**Dataset rows for apps and sites**
__________

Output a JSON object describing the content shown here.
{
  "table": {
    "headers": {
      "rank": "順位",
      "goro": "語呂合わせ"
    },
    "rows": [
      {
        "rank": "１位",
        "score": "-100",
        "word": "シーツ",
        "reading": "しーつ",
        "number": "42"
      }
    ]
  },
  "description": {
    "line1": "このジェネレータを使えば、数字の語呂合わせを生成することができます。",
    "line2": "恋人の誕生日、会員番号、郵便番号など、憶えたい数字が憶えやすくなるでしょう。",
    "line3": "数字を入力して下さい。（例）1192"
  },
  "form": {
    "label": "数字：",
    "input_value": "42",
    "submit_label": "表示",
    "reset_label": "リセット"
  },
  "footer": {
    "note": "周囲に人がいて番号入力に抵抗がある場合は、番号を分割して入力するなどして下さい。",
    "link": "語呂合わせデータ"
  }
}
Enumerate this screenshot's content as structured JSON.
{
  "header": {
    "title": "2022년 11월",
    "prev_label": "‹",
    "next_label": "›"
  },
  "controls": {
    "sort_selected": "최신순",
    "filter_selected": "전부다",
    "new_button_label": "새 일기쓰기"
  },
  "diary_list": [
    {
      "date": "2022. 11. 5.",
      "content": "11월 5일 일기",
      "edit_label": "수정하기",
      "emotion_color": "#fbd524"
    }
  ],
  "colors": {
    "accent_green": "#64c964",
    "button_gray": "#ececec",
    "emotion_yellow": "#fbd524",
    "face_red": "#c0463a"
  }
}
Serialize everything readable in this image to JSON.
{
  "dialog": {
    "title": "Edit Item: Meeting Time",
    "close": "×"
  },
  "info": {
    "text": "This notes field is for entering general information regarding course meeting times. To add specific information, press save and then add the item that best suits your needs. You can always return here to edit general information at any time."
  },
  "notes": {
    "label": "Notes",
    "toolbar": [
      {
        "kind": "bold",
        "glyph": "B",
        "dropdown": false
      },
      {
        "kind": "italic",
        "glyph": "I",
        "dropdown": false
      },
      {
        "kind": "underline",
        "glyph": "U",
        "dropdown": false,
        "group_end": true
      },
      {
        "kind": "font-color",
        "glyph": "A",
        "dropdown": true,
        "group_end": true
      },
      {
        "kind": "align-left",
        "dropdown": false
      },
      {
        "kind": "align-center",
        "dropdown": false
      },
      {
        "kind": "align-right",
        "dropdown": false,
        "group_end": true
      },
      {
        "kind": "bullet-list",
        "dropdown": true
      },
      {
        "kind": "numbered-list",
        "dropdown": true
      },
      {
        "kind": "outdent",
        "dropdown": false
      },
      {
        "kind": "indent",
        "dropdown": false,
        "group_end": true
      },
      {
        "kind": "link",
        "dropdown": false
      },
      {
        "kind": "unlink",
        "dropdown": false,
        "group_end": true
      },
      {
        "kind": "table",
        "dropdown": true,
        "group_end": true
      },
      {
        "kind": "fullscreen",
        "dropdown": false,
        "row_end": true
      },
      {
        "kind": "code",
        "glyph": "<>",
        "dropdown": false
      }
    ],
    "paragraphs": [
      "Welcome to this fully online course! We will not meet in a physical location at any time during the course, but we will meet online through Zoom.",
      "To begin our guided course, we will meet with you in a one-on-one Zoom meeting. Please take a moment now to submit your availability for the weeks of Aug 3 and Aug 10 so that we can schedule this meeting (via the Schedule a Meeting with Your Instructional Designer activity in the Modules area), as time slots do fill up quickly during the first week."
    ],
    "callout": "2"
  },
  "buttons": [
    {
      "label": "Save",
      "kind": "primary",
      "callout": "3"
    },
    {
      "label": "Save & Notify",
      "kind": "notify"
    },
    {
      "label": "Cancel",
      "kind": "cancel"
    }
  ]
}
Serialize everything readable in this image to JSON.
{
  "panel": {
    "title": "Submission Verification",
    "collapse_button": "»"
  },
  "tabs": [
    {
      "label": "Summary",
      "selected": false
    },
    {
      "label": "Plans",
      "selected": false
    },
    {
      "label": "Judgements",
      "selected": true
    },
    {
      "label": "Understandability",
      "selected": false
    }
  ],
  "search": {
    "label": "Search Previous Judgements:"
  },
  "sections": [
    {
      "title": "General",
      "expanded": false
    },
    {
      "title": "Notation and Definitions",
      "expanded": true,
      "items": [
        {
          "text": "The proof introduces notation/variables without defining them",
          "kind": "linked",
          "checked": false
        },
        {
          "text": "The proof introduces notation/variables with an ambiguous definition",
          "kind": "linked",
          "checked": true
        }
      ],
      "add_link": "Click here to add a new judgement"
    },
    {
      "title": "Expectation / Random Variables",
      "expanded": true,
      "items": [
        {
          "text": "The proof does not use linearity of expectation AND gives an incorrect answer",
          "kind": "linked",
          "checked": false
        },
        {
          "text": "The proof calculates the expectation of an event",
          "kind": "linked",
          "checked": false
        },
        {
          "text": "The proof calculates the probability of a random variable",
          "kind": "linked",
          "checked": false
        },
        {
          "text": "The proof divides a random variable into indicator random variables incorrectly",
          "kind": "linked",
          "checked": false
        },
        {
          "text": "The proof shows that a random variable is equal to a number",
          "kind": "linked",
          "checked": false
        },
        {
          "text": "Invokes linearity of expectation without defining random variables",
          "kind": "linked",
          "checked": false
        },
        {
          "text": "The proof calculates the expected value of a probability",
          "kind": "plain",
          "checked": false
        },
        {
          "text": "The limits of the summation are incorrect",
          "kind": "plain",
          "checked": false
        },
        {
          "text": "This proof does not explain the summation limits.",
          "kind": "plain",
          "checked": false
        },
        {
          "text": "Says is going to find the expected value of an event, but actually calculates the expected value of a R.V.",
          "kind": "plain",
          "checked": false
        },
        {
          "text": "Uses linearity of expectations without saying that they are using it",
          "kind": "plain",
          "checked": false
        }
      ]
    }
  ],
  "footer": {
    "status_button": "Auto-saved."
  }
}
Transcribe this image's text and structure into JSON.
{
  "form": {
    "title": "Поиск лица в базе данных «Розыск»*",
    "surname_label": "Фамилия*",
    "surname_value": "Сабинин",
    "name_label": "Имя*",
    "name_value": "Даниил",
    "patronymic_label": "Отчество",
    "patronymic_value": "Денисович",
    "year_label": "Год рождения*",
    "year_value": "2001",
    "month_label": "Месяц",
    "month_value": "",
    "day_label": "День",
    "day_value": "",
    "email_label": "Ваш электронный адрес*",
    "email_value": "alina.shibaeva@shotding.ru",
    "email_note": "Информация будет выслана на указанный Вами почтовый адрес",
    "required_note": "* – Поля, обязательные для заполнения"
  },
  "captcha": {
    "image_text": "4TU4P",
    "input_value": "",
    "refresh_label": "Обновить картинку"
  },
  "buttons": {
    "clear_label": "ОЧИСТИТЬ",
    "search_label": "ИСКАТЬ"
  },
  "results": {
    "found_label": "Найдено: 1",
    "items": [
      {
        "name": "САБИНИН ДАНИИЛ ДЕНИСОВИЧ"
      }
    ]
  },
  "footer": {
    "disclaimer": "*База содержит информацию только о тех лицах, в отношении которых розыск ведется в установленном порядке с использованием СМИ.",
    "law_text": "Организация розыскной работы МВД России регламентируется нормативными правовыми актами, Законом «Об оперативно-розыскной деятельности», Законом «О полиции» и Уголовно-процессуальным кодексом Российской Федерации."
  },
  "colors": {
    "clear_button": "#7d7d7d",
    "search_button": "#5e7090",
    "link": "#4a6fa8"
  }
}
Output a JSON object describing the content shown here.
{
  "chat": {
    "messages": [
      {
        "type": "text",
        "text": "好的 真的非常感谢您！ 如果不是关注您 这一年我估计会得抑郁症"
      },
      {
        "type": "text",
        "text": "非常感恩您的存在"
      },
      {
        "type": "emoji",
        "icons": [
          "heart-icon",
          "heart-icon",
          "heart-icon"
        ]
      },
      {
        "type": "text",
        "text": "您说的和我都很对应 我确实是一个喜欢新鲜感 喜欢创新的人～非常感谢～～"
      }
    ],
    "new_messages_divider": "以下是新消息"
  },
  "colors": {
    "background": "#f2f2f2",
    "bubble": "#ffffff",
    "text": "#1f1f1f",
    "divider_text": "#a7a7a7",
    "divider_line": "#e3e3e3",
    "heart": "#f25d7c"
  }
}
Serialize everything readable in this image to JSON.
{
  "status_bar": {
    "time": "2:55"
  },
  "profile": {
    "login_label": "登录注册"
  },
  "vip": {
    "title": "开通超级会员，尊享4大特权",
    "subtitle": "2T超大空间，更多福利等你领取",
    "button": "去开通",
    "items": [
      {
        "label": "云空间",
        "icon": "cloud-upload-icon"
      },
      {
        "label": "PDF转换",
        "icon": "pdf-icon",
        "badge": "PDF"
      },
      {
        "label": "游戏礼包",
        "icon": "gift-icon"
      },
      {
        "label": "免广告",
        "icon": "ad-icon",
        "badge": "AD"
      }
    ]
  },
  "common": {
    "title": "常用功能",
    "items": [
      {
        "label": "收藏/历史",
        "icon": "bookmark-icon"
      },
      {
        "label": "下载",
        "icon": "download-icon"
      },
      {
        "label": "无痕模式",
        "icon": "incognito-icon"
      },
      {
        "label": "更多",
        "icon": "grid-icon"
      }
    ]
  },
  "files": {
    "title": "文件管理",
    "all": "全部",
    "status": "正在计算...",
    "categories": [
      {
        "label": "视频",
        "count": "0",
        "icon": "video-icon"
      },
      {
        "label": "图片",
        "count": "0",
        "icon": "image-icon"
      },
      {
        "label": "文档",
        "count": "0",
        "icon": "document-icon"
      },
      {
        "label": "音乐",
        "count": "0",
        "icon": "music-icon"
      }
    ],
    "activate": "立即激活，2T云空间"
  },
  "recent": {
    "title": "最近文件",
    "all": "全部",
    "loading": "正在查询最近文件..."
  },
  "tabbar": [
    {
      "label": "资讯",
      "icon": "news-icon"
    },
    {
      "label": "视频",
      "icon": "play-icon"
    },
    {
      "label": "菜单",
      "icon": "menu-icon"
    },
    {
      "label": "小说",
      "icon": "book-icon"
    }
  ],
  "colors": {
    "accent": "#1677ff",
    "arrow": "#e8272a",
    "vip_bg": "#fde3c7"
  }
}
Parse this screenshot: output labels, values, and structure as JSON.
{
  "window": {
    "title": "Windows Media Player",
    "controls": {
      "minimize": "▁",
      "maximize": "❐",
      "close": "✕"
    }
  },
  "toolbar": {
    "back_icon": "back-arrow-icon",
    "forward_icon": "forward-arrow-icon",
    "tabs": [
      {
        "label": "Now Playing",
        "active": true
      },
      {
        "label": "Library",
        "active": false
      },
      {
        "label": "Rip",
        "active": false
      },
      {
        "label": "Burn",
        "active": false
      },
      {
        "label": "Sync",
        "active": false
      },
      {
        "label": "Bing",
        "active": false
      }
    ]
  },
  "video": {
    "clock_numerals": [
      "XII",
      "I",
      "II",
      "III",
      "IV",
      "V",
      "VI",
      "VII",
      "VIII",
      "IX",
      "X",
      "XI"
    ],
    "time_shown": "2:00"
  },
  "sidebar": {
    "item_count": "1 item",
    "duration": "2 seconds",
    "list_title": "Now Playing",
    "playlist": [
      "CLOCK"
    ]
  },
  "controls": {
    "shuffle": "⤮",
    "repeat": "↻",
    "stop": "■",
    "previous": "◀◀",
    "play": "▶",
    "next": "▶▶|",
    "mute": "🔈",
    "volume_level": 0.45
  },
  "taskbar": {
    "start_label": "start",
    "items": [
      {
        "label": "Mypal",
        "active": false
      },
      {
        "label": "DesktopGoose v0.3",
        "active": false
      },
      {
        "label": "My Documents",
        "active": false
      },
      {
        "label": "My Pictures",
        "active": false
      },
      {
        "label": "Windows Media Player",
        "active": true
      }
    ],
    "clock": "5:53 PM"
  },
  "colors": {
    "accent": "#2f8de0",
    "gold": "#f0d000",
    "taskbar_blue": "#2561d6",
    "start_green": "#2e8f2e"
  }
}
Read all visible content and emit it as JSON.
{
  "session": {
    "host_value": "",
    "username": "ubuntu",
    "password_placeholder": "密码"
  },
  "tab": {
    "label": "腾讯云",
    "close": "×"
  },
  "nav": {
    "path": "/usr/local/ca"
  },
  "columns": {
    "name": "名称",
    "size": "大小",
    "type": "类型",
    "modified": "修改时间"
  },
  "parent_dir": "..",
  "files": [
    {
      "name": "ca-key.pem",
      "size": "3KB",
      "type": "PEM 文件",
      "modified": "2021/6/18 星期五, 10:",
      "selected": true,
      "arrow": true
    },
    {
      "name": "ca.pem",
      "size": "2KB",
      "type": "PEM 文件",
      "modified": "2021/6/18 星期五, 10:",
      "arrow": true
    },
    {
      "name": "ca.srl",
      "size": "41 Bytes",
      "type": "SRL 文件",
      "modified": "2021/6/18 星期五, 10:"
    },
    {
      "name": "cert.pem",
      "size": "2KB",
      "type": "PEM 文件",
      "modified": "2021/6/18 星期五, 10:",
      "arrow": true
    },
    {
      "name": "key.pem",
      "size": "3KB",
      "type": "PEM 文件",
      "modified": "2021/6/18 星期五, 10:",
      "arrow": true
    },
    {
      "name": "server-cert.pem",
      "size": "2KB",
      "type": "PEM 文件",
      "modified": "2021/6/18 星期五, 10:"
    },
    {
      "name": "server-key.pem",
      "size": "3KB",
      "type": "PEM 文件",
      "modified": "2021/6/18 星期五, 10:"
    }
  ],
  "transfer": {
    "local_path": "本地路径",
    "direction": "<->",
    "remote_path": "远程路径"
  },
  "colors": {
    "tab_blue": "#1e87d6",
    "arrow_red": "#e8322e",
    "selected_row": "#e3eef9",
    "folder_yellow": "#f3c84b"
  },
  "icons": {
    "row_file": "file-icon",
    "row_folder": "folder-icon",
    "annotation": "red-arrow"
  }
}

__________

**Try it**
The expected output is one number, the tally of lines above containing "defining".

**Written response**
2